◆ **Task to complete**: Report the number of lines in the data below where the string "JSON" shows up, and only that number.

<<<<

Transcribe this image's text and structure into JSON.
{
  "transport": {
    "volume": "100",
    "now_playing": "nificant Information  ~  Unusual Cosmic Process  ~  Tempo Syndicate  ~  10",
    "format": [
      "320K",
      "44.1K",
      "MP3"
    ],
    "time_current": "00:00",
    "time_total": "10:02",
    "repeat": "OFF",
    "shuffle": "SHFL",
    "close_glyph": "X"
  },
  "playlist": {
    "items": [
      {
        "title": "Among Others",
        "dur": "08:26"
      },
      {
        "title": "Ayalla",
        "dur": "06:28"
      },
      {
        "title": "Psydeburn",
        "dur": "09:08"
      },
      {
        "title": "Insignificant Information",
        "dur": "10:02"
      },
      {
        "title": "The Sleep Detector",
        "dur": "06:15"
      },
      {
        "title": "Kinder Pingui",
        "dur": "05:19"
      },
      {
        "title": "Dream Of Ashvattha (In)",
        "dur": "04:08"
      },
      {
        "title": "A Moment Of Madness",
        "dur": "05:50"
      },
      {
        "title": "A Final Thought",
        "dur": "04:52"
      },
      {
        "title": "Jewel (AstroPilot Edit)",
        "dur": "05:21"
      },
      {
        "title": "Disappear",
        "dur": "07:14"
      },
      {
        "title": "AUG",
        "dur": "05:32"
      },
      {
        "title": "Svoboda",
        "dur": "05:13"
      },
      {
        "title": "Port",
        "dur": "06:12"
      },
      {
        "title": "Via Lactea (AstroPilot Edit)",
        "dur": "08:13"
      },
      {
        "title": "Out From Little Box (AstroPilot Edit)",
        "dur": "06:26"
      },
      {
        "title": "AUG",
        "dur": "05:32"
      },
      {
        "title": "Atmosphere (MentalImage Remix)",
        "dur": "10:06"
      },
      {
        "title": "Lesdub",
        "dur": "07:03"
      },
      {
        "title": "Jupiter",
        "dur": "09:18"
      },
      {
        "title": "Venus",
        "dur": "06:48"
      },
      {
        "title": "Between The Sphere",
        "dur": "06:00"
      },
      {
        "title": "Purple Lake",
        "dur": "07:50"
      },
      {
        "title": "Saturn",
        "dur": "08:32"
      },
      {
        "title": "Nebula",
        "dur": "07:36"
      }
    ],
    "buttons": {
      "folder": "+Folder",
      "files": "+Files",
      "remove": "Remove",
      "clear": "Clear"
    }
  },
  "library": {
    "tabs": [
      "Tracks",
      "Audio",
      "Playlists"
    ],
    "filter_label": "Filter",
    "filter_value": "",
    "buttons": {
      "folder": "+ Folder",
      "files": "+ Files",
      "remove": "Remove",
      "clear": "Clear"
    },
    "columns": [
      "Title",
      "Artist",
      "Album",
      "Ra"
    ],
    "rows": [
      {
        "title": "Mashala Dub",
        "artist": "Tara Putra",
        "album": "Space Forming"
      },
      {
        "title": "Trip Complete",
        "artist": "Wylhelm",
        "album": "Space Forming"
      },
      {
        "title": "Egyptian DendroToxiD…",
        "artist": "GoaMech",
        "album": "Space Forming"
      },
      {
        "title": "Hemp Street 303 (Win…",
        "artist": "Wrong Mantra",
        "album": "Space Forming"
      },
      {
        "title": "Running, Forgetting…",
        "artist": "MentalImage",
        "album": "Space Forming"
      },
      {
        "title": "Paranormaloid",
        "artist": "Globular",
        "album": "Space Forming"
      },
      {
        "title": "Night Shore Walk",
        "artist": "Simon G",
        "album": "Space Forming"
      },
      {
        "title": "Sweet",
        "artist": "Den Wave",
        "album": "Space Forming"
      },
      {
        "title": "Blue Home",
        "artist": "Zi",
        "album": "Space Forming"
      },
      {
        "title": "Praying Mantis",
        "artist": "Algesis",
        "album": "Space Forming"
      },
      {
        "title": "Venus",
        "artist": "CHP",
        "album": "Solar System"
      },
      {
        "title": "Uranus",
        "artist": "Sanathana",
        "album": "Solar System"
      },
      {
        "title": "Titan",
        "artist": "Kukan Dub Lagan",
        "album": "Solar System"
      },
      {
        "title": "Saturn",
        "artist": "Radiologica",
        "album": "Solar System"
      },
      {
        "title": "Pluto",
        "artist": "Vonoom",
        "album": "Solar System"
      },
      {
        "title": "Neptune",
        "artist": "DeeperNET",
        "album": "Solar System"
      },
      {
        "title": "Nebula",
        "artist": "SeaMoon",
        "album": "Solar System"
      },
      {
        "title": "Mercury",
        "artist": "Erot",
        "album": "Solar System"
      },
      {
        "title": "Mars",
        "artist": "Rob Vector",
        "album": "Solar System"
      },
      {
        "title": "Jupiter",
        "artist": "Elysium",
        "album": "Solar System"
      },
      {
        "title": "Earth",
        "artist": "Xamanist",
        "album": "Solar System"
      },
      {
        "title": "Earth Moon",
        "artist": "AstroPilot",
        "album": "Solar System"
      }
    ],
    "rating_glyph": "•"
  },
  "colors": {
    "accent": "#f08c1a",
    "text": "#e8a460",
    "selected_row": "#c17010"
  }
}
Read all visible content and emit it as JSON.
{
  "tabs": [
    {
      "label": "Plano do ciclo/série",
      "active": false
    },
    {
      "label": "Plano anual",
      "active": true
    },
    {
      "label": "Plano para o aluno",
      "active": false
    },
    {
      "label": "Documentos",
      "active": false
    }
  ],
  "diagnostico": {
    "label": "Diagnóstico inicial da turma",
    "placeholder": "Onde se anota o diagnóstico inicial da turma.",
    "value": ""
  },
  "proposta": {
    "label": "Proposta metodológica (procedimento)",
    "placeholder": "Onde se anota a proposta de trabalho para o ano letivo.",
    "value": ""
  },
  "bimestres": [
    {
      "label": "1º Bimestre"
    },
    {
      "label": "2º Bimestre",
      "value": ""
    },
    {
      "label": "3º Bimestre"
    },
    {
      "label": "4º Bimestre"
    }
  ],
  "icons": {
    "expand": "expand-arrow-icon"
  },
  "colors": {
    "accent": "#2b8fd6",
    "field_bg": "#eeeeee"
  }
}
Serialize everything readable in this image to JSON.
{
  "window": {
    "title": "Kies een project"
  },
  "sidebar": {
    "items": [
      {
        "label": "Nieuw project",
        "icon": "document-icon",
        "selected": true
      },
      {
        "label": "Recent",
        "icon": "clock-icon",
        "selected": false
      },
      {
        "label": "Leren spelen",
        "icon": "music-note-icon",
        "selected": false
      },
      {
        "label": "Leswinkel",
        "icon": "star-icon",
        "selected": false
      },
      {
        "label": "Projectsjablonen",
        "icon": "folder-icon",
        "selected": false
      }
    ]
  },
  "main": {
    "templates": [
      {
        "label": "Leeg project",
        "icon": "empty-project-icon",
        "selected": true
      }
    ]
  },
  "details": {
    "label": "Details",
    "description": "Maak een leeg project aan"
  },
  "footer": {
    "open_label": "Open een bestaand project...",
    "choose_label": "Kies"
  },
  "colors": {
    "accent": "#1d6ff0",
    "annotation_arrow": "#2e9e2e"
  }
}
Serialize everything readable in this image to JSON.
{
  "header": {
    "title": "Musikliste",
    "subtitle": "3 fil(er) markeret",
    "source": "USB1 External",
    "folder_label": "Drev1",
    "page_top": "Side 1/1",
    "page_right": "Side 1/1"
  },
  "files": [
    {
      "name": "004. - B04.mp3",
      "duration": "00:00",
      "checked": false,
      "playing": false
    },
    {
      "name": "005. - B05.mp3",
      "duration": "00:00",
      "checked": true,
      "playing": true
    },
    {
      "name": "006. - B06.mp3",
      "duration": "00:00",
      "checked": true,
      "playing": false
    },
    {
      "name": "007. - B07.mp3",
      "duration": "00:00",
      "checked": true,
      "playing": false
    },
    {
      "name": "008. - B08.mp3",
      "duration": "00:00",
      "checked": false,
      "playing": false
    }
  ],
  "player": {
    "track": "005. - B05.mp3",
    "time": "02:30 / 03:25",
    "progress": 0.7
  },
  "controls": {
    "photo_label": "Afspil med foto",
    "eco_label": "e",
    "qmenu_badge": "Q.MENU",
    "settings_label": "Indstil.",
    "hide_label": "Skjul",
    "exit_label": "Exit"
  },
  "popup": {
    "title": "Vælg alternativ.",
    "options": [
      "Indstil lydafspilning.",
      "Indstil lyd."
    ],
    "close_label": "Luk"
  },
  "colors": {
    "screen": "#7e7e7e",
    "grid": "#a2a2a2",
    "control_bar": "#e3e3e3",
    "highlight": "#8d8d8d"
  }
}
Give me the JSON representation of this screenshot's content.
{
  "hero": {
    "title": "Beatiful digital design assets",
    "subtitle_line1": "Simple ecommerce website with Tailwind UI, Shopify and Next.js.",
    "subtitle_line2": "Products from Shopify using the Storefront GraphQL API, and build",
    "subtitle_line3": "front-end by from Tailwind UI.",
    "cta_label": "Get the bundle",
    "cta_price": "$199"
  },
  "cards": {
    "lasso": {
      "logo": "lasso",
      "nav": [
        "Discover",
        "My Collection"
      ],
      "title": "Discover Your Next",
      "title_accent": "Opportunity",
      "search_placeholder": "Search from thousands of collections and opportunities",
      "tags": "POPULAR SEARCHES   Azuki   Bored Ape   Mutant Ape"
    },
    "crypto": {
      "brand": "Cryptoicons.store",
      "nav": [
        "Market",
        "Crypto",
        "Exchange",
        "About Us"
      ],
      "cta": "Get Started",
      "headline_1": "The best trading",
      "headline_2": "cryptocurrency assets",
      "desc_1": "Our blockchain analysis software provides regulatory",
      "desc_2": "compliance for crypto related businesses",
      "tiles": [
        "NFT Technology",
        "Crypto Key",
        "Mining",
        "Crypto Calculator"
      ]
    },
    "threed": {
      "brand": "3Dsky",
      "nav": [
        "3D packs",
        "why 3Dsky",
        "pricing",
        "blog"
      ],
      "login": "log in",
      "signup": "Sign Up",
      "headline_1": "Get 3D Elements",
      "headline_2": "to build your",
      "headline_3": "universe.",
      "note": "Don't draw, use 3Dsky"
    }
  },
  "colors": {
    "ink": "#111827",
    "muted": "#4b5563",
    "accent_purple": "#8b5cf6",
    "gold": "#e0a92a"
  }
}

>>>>

◆ **Reply**: 5